Recently, I asked a racquet Jedi what average players get wrong when demoing a frame. He pointed out that they lose sight that a majority of points—whether club doubles or the second week of the Australian Open—end within four strokes. However, they aren’t paying close enough attention to the racquet’s effectiveness during the first few shots of a point. If you’re the type of player who likes to mug opponents with aggressive serve/return +1 tactics, the new Babolat Pure Drive Tour would make a perfect accomplice.
Whenever I test a Pure Drive Tour it’s typically a yin and yang experience. On the one hand, the ready power and spin potential produce effective shots off of strokes and from positions that I have no business doing so. As much as any frame, it has the capacity to sizzle a winner from a defensive posture with one quick swipe; the explosivity that is imbued in the line.

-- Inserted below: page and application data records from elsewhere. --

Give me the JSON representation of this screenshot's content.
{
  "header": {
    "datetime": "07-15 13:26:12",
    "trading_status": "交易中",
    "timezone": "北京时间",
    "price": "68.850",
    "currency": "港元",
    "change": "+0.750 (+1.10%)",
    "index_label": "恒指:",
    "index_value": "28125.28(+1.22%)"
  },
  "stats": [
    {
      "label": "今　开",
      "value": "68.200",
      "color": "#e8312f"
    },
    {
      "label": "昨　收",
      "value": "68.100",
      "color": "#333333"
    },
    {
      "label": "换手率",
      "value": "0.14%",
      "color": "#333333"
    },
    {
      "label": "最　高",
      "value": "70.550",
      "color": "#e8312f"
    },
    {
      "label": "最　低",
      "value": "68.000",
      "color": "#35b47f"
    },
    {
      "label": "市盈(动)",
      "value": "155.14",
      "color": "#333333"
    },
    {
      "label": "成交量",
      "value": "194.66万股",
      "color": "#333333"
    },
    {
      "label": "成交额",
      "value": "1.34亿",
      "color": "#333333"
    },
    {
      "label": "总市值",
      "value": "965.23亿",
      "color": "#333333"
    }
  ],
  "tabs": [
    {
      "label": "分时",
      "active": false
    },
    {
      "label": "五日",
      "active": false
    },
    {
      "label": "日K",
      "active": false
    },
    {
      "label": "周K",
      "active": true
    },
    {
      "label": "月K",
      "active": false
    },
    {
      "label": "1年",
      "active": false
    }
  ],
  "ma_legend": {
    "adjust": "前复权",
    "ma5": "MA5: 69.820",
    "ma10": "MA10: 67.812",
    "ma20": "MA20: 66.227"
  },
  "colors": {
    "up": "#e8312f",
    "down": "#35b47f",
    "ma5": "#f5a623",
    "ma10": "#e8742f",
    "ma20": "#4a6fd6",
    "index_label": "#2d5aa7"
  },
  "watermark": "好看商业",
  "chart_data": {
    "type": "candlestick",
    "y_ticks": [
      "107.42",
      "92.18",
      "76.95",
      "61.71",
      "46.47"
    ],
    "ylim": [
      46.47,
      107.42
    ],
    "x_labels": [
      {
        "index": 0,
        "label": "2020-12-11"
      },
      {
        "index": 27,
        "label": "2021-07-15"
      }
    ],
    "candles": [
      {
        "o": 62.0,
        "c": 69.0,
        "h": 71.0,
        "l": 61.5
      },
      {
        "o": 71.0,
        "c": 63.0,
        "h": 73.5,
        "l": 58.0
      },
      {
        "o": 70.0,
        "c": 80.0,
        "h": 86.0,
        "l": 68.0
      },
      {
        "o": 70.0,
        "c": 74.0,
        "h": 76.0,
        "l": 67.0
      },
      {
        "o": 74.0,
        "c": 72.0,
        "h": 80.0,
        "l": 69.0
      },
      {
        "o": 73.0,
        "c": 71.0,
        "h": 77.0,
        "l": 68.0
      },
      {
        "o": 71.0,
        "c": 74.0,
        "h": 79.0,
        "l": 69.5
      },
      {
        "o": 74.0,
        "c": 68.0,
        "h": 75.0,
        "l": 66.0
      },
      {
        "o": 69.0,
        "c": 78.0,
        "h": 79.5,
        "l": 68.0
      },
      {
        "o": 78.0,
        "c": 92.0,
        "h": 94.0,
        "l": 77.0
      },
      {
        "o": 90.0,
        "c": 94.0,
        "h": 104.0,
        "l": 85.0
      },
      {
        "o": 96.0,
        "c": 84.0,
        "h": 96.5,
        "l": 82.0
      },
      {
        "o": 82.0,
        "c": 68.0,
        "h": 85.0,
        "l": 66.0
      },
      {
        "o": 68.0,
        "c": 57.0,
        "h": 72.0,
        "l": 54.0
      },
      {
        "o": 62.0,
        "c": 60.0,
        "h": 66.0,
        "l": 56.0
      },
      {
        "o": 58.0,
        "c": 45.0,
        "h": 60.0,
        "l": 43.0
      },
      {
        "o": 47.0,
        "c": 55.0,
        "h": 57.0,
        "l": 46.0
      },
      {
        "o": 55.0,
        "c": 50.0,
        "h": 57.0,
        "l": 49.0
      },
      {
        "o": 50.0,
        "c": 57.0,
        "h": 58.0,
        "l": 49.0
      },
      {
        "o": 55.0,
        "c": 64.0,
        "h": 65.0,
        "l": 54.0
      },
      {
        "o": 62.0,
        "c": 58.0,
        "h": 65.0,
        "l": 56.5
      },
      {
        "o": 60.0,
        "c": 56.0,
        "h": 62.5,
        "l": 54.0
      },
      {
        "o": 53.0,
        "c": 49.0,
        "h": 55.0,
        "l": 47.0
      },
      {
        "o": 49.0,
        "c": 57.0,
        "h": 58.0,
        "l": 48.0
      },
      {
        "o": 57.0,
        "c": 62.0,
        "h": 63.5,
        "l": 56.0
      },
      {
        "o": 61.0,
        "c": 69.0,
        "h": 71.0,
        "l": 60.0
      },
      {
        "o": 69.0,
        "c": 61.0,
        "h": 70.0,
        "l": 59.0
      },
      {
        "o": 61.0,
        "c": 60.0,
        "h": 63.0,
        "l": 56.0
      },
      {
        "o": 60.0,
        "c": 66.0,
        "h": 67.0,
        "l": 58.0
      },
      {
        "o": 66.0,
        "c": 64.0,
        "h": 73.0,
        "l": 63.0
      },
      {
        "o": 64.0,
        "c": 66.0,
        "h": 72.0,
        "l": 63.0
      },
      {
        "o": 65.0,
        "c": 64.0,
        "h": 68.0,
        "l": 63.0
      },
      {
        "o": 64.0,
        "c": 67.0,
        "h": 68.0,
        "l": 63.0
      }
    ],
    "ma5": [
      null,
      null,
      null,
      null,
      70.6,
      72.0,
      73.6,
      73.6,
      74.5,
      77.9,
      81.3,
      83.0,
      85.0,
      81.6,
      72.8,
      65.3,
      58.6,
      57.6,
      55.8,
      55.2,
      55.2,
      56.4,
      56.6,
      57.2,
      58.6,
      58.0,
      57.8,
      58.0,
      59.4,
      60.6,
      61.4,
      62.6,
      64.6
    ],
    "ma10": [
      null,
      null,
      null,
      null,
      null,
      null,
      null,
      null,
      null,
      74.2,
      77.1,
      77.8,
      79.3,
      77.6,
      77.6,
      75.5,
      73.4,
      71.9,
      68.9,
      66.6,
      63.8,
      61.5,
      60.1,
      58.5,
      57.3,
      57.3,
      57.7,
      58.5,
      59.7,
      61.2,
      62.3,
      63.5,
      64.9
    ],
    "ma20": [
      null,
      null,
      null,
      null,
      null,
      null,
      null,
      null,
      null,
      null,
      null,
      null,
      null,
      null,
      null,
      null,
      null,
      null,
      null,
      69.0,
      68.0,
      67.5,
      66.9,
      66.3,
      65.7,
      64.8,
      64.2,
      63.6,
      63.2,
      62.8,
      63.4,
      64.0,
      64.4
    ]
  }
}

However, the universe demands balance. The cost for this ability is a greater penchant to commit errors. The racquet has such horsepower that when you get it on the track it dares you to step on the pedal to see what it can do. One of the dangers is asking it to do more than you would of any other racquet. Then again, that’s part of the allure.

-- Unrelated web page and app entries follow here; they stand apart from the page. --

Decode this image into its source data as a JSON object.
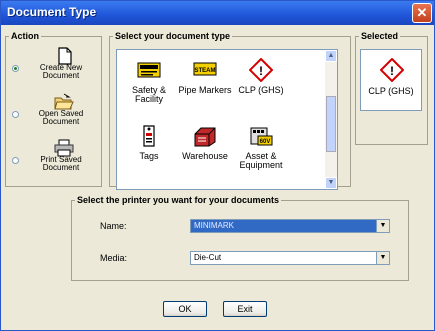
{
  "window": {
    "title": "Document Type",
    "close_glyph": "✕"
  },
  "action": {
    "legend": "Action",
    "options": [
      {
        "label": "Create New Document",
        "icon": "blank-document-icon",
        "selected": true
      },
      {
        "label": "Open Saved Document",
        "icon": "open-folder-icon",
        "selected": false
      },
      {
        "label": "Print Saved Document",
        "icon": "printer-icon",
        "selected": false
      }
    ]
  },
  "document_types": {
    "legend": "Select your document type",
    "items": [
      {
        "label": "Safety & Facility",
        "icon": "caution-sign-icon"
      },
      {
        "label": "Pipe Markers",
        "icon": "steam-pipe-marker-icon",
        "icon_text": "STEAM"
      },
      {
        "label": "CLP (GHS)",
        "icon": "ghs-exclamation-icon",
        "icon_text": "!"
      },
      {
        "label": "Tags",
        "icon": "tag-icon"
      },
      {
        "label": "Warehouse",
        "icon": "warehouse-box-icon"
      },
      {
        "label": "Asset & Equipment",
        "icon": "equipment-icon",
        "icon_text": "60V"
      }
    ],
    "scroll_up": "▲",
    "scroll_down": "▼"
  },
  "selected": {
    "legend": "Selected",
    "label": "CLP (GHS)",
    "icon": "ghs-exclamation-icon",
    "icon_text": "!"
  },
  "printer": {
    "legend": "Select the printer you want for your documents",
    "name_label": "Name:",
    "name_value": "MINIMARK",
    "media_label": "Media:",
    "media_value": "Die-Cut",
    "dropdown_arrow": "▼"
  },
  "buttons": {
    "ok": "OK",
    "exit": "Exit"
  },
  "colors": {
    "title_bar": "#1f55d8",
    "highlight": "#316ac5",
    "ghs_red": "#d40000",
    "caution_yellow": "#f5d000"
  }
}
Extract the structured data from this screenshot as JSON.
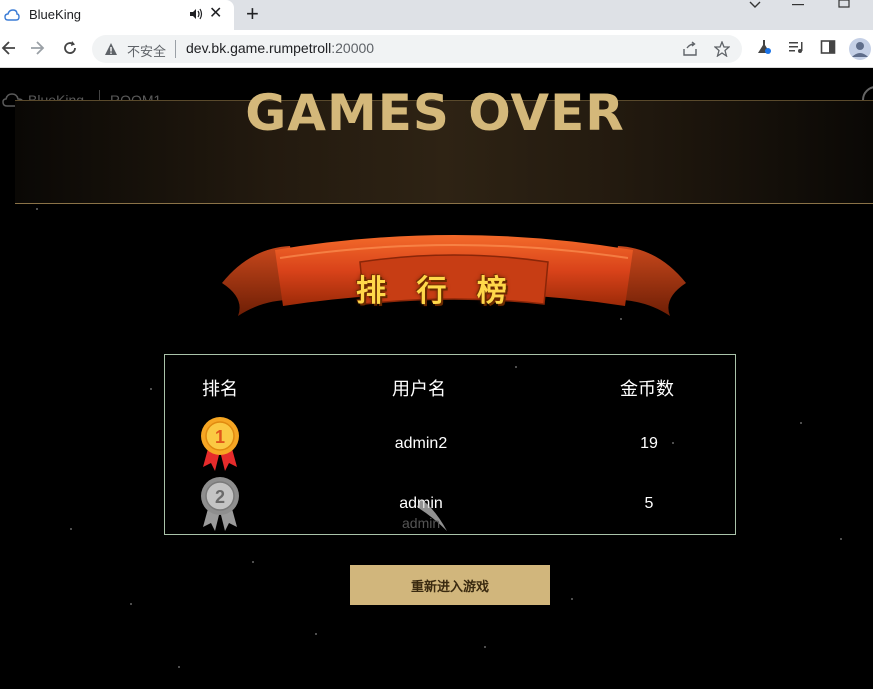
{
  "browser": {
    "tab_title": "BlueKing",
    "close_glyph": "✕",
    "new_tab_glyph": "+",
    "security_label": "不安全",
    "url_host": "dev.bk.game.rumpetroll",
    "url_port": ":20000",
    "icons": [
      "back-icon",
      "forward-icon",
      "reload-icon",
      "warning-icon",
      "share-icon",
      "star-icon",
      "labs-icon",
      "media-icon",
      "sidepanel-icon",
      "profile-icon"
    ]
  },
  "hud": {
    "brand": "BlueKing",
    "room": "ROOM1"
  },
  "game": {
    "title": "GAMES OVER",
    "ribbon_label": "排 行 榜",
    "table": {
      "headers": [
        "排名",
        "用户名",
        "金币数"
      ],
      "rows": [
        {
          "rank": "1",
          "medal": "gold-medal",
          "username": "admin2",
          "coins": "19"
        },
        {
          "rank": "2",
          "medal": "silver-medal",
          "username": "admin",
          "coins": "5"
        }
      ],
      "ghost_label": "admin"
    },
    "restart_label": "重新进入游戏"
  },
  "colors": {
    "title_gold": "#d4b87a",
    "button_bg": "#d1b67c",
    "board_border": "#a9c2a9",
    "ribbon_red": "#e14a16"
  }
}
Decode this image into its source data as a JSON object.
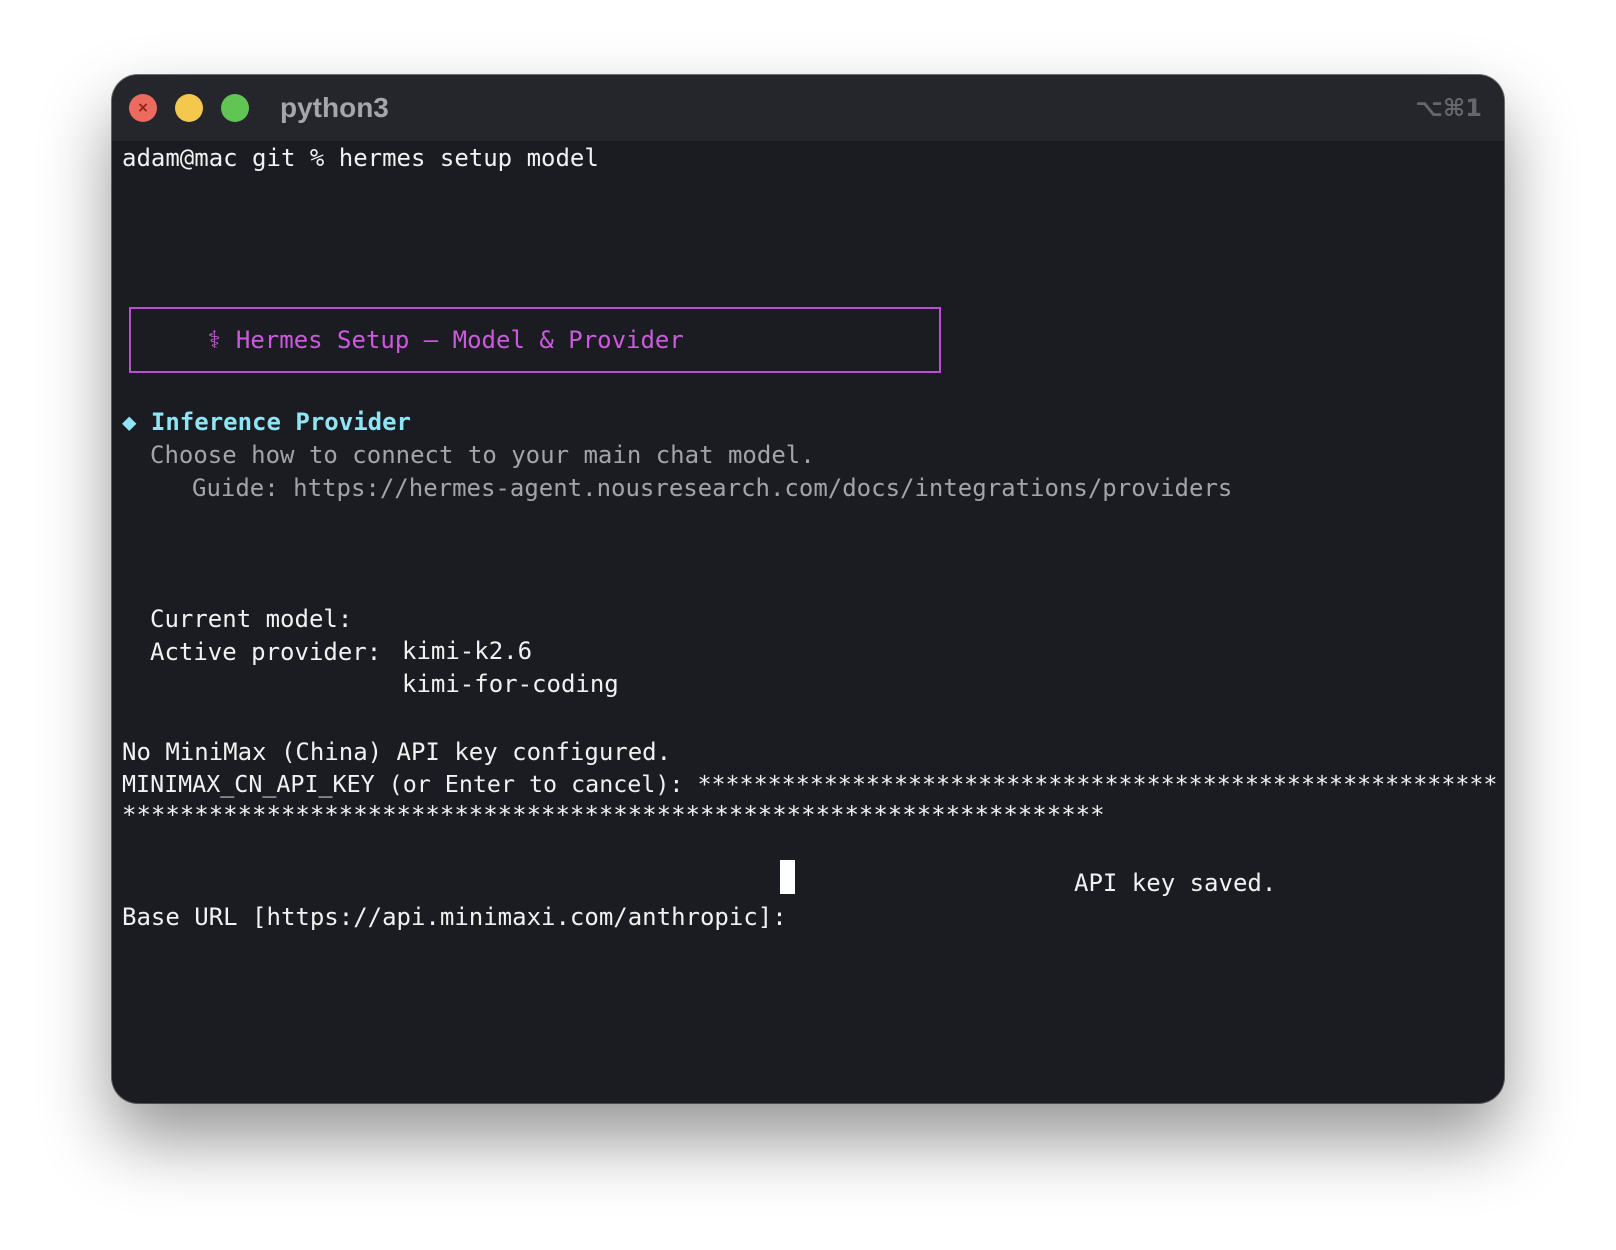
{
  "window": {
    "title": "python3",
    "shortcut": "⌥⌘1",
    "close_glyph": "×"
  },
  "terminal": {
    "prompt_line": "adam@mac git % hermes setup model",
    "banner": {
      "icon": "⚕",
      "text": "Hermes Setup — Model & Provider"
    },
    "section": {
      "bullet": "◆",
      "title": "Inference Provider",
      "description": "Choose how to connect to your main chat model.",
      "guide": "Guide: https://hermes-agent.nousresearch.com/docs/integrations/providers"
    },
    "current_model_label": "Current model:",
    "current_model_value": "kimi-k2.6",
    "active_provider_label": "Active provider:",
    "active_provider_value": "kimi-for-coding",
    "no_key_message": "No MiniMax (China) API key configured.",
    "api_key_prompt": "MINIMAX_CN_API_KEY (or Enter to cancel): *********************************************************",
    "api_key_mask_continued": "********************************************************************",
    "api_key_saved": "API key saved.",
    "base_url_prompt": "Base URL [https://api.minimaxi.com/anthropic]: "
  },
  "colors": {
    "terminal_bg": "#1b1c21",
    "titlebar_bg": "#25262b",
    "banner": "#cc59e0",
    "section_title": "#8fe5f5",
    "text": "#f1f1f1",
    "dim_text": "#a3a4a8"
  }
}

Yet, what impressed this time around wasn’t the frame’s affinity for theatrics, but its heightened proficiency to do the mundane. Perhaps it was the enhanced torsional stability—the throat feels like a sledgehammer couldn’t crack it—but the control of the Tour seemed a bit more dependable than the previous generation. Most notably, I felt like I could stay in rallies longer with less fear of making a premature or head-scratching error. I still favored offensive measures, but I wasn’t in quite the same rush to pull the trigger.

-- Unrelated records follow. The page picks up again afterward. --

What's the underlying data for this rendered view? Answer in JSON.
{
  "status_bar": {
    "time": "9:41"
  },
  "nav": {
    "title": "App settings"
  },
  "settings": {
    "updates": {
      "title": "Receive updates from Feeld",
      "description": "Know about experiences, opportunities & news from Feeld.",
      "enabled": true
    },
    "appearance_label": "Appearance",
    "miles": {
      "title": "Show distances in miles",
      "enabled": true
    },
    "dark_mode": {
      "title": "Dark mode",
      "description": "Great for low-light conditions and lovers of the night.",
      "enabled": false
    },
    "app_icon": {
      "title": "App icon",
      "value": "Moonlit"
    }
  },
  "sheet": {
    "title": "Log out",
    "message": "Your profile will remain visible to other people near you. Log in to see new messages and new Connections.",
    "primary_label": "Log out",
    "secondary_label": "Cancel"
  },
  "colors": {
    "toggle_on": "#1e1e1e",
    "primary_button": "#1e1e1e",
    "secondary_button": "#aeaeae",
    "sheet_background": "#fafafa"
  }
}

The expansion of the SMAC dampening material further up into the shaft of frame has also given it a more muted, comfortable feel. It had a crisp, clean response at contact—and not too jarring off-center—although the high stiffness still should give pause to players with tender wrists and elbows.
While enjoying its baseline prowess, I still made a few concessions to the frame’s power and unpredictability. Targets were a bit bigger and topspin more exaggerated on ground strokes in order to maintain steadiness. If I hit an extended patch of sloppiness I leaned on staple shots and high rollers to regain some trust.
For instance, I had a particular problem finding the range with the down the line backhand. I typically flatten out that stroke somewhat and couldn’t come to regular terms with depth and direction. The outcome was more favorable when I adopted a shortened, blocked swing, but the shots lacked enough starch to warrant the change of direction. As a result, I resorted to hitting predominantly crosscourt unless the opportunity was too inviting. There is a better long-term solution for this issue and thy name is repetition. Several rounds with the ball machine would undoubtedly help develop a down the line groove.
Serving with a Pure Drive is often an emboldening experience, and it was no different with the new Tour. Pace? Duh. Spin? Loads. Direction? Clearly 3rd place, but it still good enough to make the podium. And as long as I didn’t try to break the back fence—a temptation I succumbed to on several occasions—I could combine all three fairly consistently.
Returning serve was nearly as effective. The additional weight from the standard version stood tallest in this category. It was so sturdy and stable against pace; just get the racquet face in front of the ball and redirection was on autopilot. As with any low hanging mid-court fruit with the frame, weak second serves were ripe to be punished. The only issue was when I caught a fastball late. Where most frames struggle to get those returns deep, with the Tour that ball often sailed. But that was a minor quibble for what was otherwise a definite strength.
Volleying was a microcosm of returning—it was so adept at punching the ball deep or through the court with minimal effort that at times it almost felt like cheating. Caught in a quick reflex volley exchange—handling was reasonably nimble—and all it took was getting the strings on the ball to send it back. There was a danger of getting lazy feet and reach for the ball because the racquet provided so much help.
The only real drawback at net—somewhat expected from this type of frame—was a lack of touch. Draining pace from a pass to feather a drop volley or finessing a half-volley just over the net was guesswork. The ball jumped off the string bed so quickly and the flex so limited it was difficult to control the distance. I found that if I wanted to employ changes in pace and variety it was easier to roll an angle or use spins on full swings.
All in all, this update to the Pure Drive Tour proved to be a worthwhile evolution of the racquet. It softened a few of the edges—heightened feel and control—without abandoning its core formula. At risk of belaboring the driving metaphors—it is in its name after all—the handling has improved, but it’s more in its element at high speeds rather than cornering around tight turns. Nonetheless, for advanced aggressive baseliners who want a firm, beefy frame to provide assistance in grabbing immediate control of points the force is strong with this one.